  • Seeds – sprinkle some soil in the area for seeding, then plant the seed(s) and moisten.
  • Water – from top until plant roots are down into the composted materials

What to Plant?          

  • Karsten says about anything, including carrots and potatoes.
  • My experience – limited success with potatoes, but tomatoes and squash transplanted have both done well, as have peppers.
  • Greens and lettuces
  • Avoid tall plants, such as corn or okra – they cannot get root purchase for stability

Plant Spacing

Washington State University Benton County

Extension advises the following spacing:

  • Cucumbers – 4-6 plants per bale
  • Peppers – 4 plants per bale
  • Pumpkins – 2 plants per bale
  • Squash – 2-4 plants per bale
  • Tomatoes – 2-3 plants per bale

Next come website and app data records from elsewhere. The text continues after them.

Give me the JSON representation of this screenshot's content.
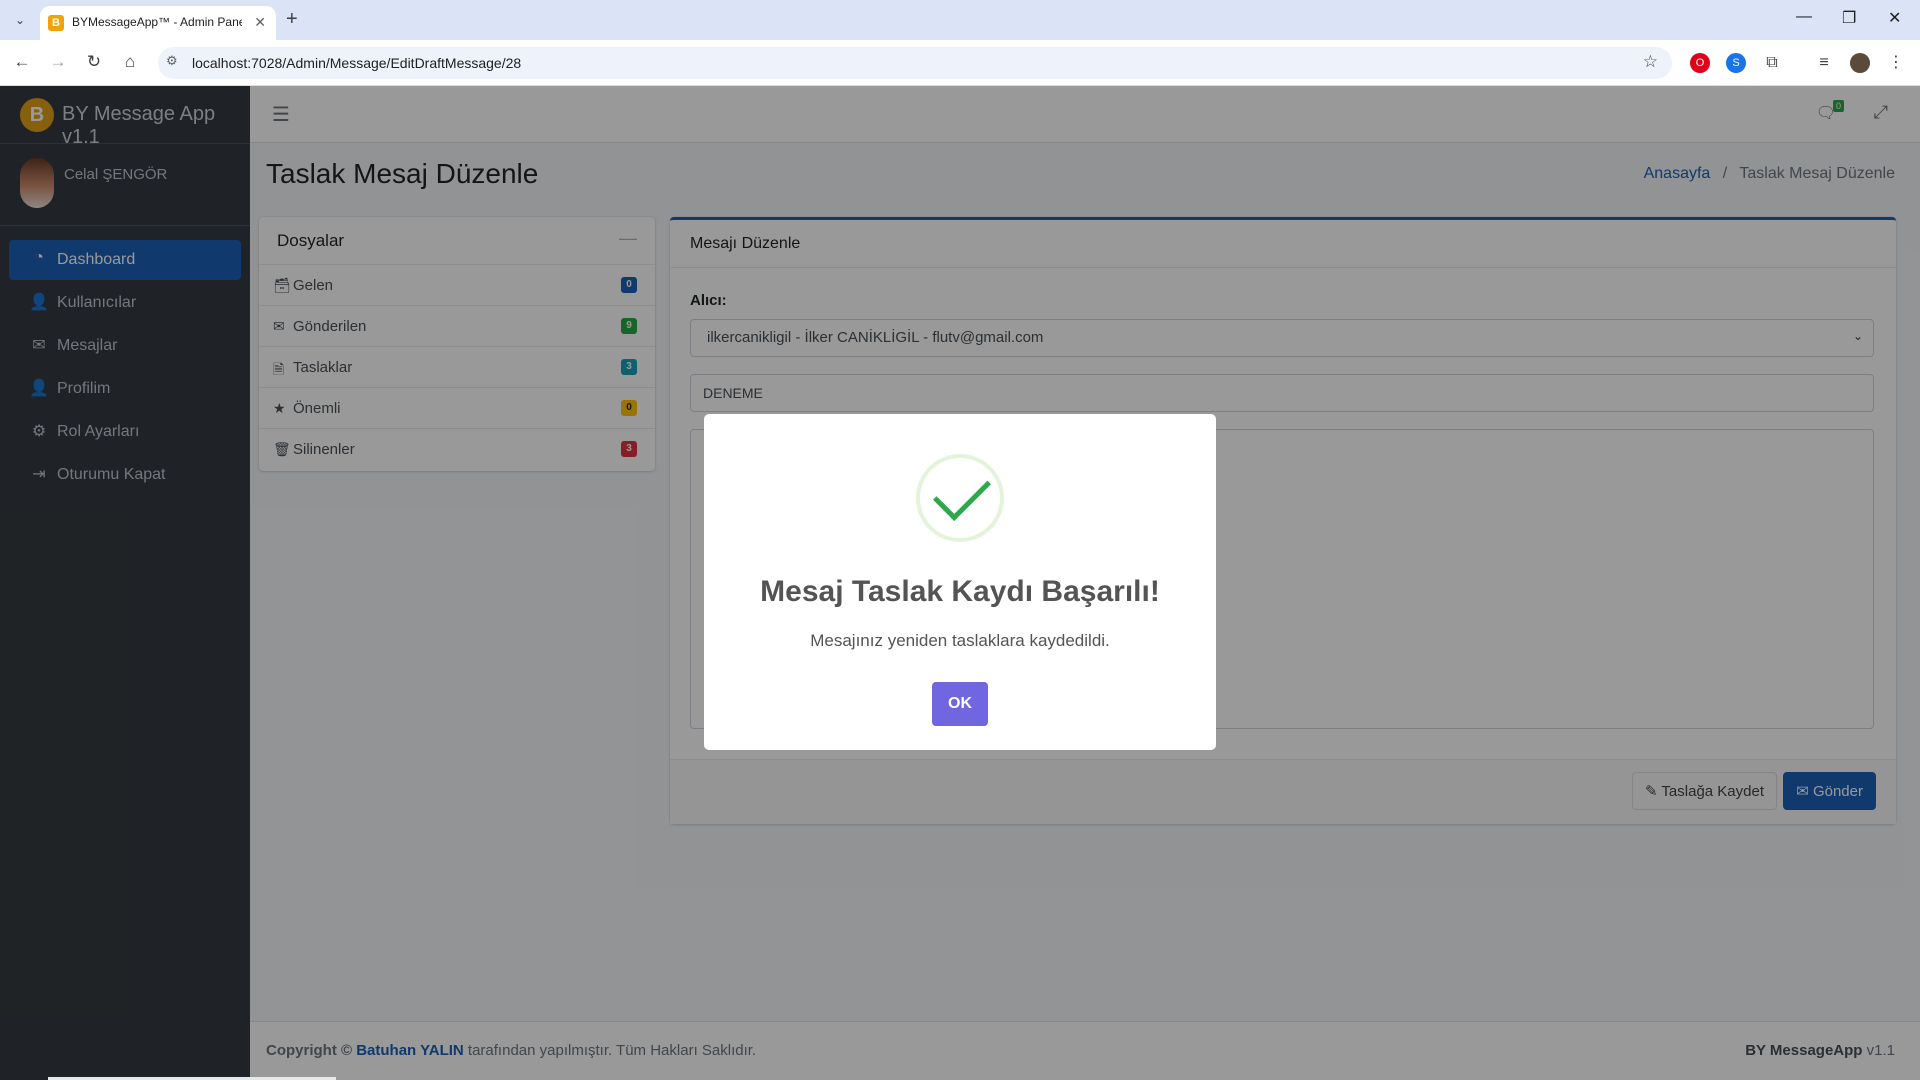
{
  "browser": {
    "tab_title": "BYMessageApp™ - Admin Panel",
    "url": "localhost:7028/Admin/Message/EditDraftMessage/28"
  },
  "brand": {
    "logo_letter": "B",
    "title": "BY Message App v1.1"
  },
  "user": {
    "name": "Celal ŞENGÖR"
  },
  "sidebar": {
    "items": [
      {
        "label": "Dashboard",
        "icon": "dashboard-icon",
        "glyph": "◔",
        "active": true
      },
      {
        "label": "Kullanıcılar",
        "icon": "user-icon",
        "glyph": "👤",
        "active": false
      },
      {
        "label": "Mesajlar",
        "icon": "envelope-icon",
        "glyph": "✉",
        "active": false
      },
      {
        "label": "Profilim",
        "icon": "user-edit-icon",
        "glyph": "👤",
        "active": false
      },
      {
        "label": "Rol Ayarları",
        "icon": "gears-icon",
        "glyph": "⚙",
        "active": false
      },
      {
        "label": "Oturumu Kapat",
        "icon": "sign-out-icon",
        "glyph": "⇥",
        "active": false
      }
    ]
  },
  "topnav": {
    "chat_count": "0"
  },
  "page": {
    "title": "Taslak Mesaj Düzenle",
    "breadcrumb_home": "Anasayfa",
    "breadcrumb_separator": "/",
    "breadcrumb_current": "Taslak Mesaj Düzenle"
  },
  "folders": {
    "title": "Dosyalar",
    "items": [
      {
        "label": "Gelen",
        "count": "0",
        "icon": "inbox-icon",
        "glyph": "🗃",
        "color": "#1c60b6"
      },
      {
        "label": "Gönderilen",
        "count": "9",
        "icon": "envelope-icon",
        "glyph": "✉",
        "color": "#28a745"
      },
      {
        "label": "Taslaklar",
        "count": "3",
        "icon": "file-icon",
        "glyph": "🗎",
        "color": "#17a2b8"
      },
      {
        "label": "Önemli",
        "count": "0",
        "icon": "star-icon",
        "glyph": "★",
        "color": "#ffc107"
      },
      {
        "label": "Silinenler",
        "count": "3",
        "icon": "trash-icon",
        "glyph": "🗑",
        "color": "#dc3545"
      }
    ]
  },
  "editor": {
    "title": "Mesajı Düzenle",
    "recipient_label": "Alıcı:",
    "recipient_value": "ilkercanikligil - İlker CANİKLİGİL - flutv@gmail.com",
    "subject_value": "DENEME",
    "save_draft_label": "Taslağa Kaydet",
    "send_label": "Gönder"
  },
  "footer": {
    "copyright_prefix": "Copyright ©",
    "author": "Batuhan YALIN",
    "copyright_suffix": "tarafından yapılmıştır. Tüm Hakları Saklıdır.",
    "app_name": "BY MessageApp",
    "version": "v1.1"
  },
  "modal": {
    "title": "Mesaj Taslak Kaydı Başarılı!",
    "text": "Mesajınız yeniden taslaklara kaydedildi.",
    "ok_label": "OK"
  }
}
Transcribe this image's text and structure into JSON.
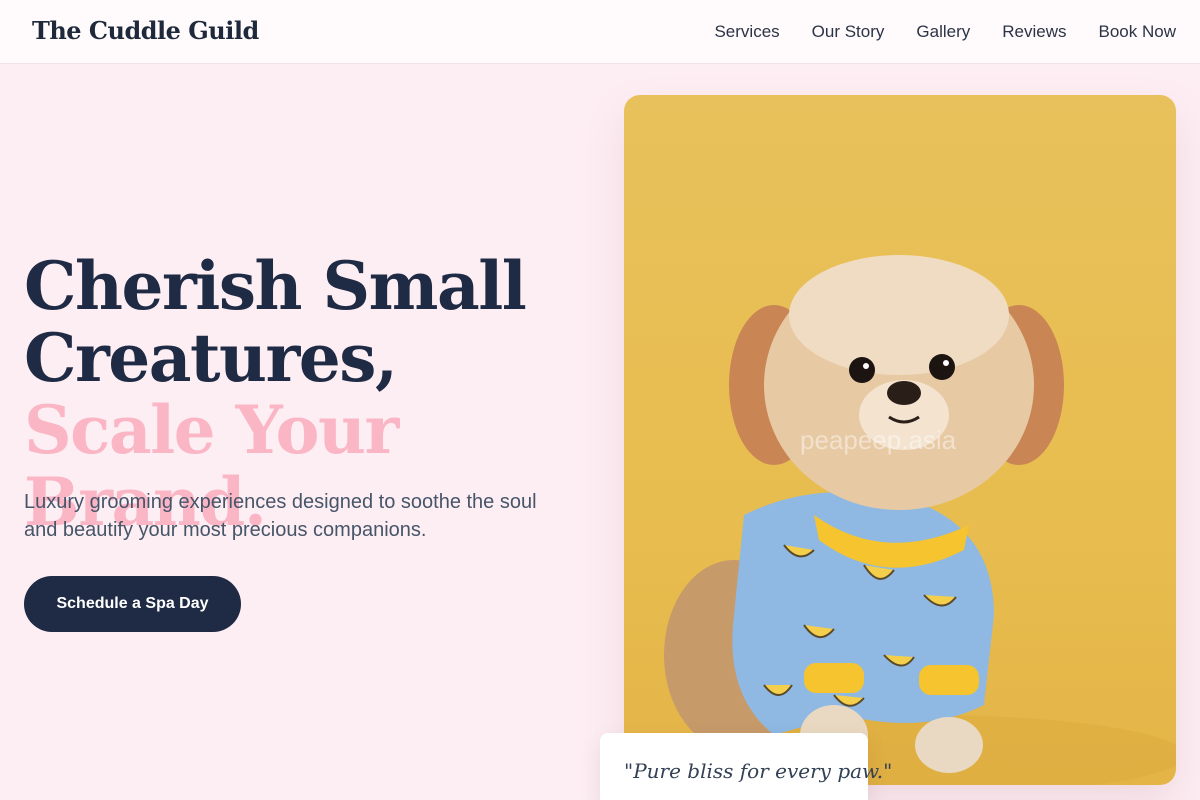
{
  "brand": {
    "name": "The Cuddle Guild"
  },
  "nav": {
    "items": [
      "Services",
      "Our Story",
      "Gallery",
      "Reviews",
      "Book Now"
    ]
  },
  "hero": {
    "headline_line1": "Cherish Small",
    "headline_line2": "Creatures, ",
    "headline_accent": "Scale Your Brand.",
    "subtext": "Luxury grooming experiences designed to soothe the soul and beautify your most precious companions.",
    "cta_label": "Schedule a Spa Day"
  },
  "photo": {
    "watermark": "peapeep.asia",
    "alt": "Small fluffy dog wearing banana-print pajamas on a yellow background"
  },
  "quote": {
    "text": "\"Pure bliss for every paw.\""
  },
  "colors": {
    "background": "#fdeef3",
    "navy": "#1f2a44",
    "accent_pink": "#fbb6c6",
    "photo_yellow": "#e8c15c"
  }
}
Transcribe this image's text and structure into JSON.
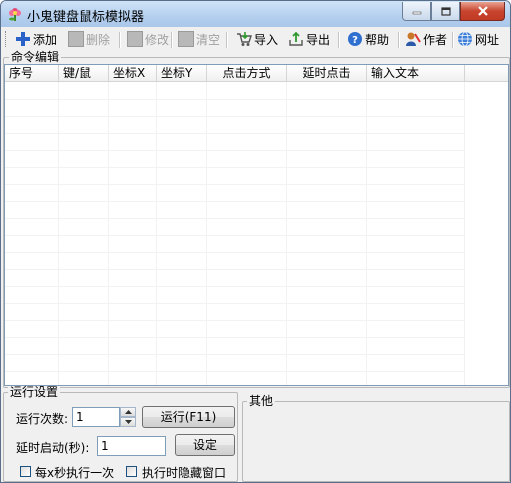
{
  "window": {
    "title": "小鬼键盘鼠标模拟器",
    "buttons": [
      "minimize",
      "maximize",
      "close"
    ]
  },
  "toolbar": {
    "items": [
      {
        "label": "添加",
        "icon": "plus-icon",
        "enabled": true
      },
      {
        "label": "删除",
        "icon": "gray-square-icon",
        "enabled": false
      },
      {
        "label": "修改",
        "icon": "gray-square-icon",
        "enabled": false
      },
      {
        "label": "清空",
        "icon": "gray-square-icon",
        "enabled": false
      },
      {
        "label": "导入",
        "icon": "import-cart-icon",
        "enabled": true
      },
      {
        "label": "导出",
        "icon": "export-icon",
        "enabled": true
      },
      {
        "label": "帮助",
        "icon": "help-icon",
        "enabled": true
      },
      {
        "label": "作者",
        "icon": "author-icon",
        "enabled": true
      },
      {
        "label": "网址",
        "icon": "globe-icon",
        "enabled": true
      }
    ]
  },
  "command_group": {
    "title": "命令编辑",
    "columns": [
      "序号",
      "键/鼠",
      "坐标X",
      "坐标Y",
      "点击方式",
      "延时点击",
      "输入文本"
    ],
    "rows": []
  },
  "run_group": {
    "title": "运行设置",
    "run_count_label": "运行次数:",
    "run_count_value": "1",
    "run_button": "运行(F11)",
    "delay_label": "延时启动(秒):",
    "delay_value": "1",
    "set_button": "设定",
    "every_x_label": "每x秒执行一次",
    "every_x_checked": false,
    "hide_window_label": "执行时隐藏窗口",
    "hide_window_checked": false
  },
  "other_group": {
    "title": "其他"
  }
}
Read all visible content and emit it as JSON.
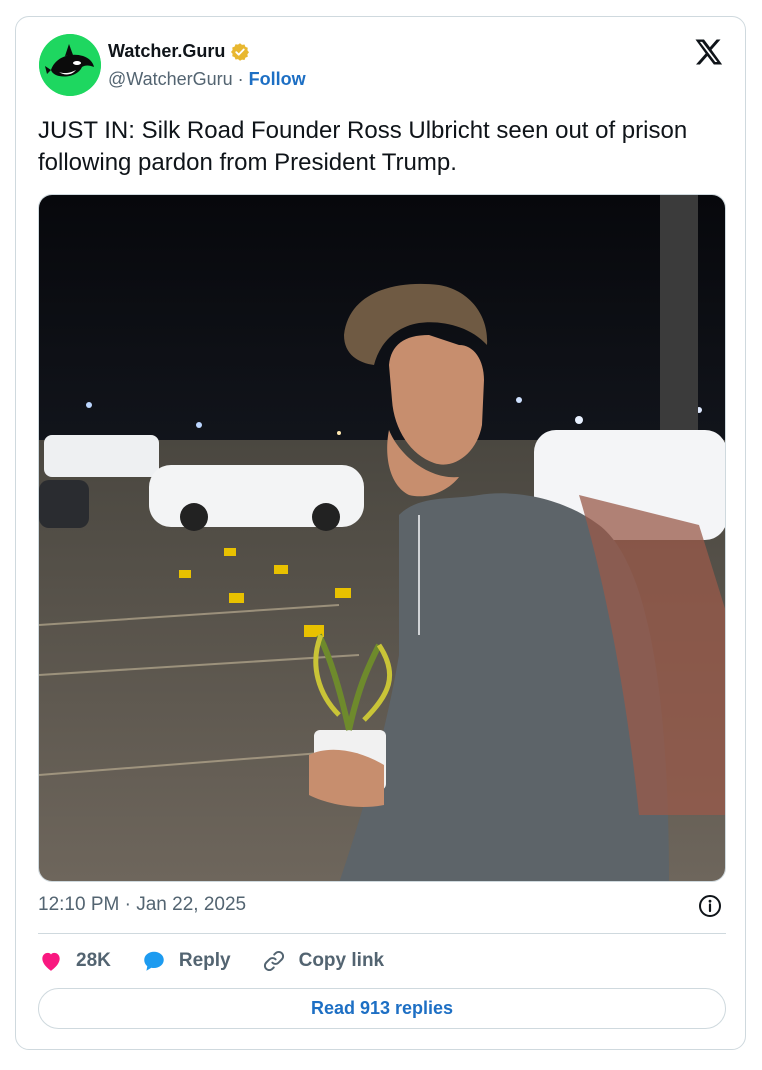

What Else?

  • poles in either end of straw bales, run a wire trellis from one end to the other.
  • The wire can support: plastic over the line to create a mini-greenhouse and use the warmth from the composting actions to start plants early
  • trellis climbing plants such as beans, cucumbers and tomatoes
  • put shade cloth over plants to shelter them from hot summer sun

And in the End?

  • A straw bale garden lasts one to two seasons.
  • Then it’s COMPOST! Rich, rich, compost!
  • Or mulch for a garden bed!
  • And you can start over with new bales.


  • This method of gardening was based upon

Joel Karsten, Straw Bale Gardens. Cool Springs Press, 2013.  ISBN 1591865506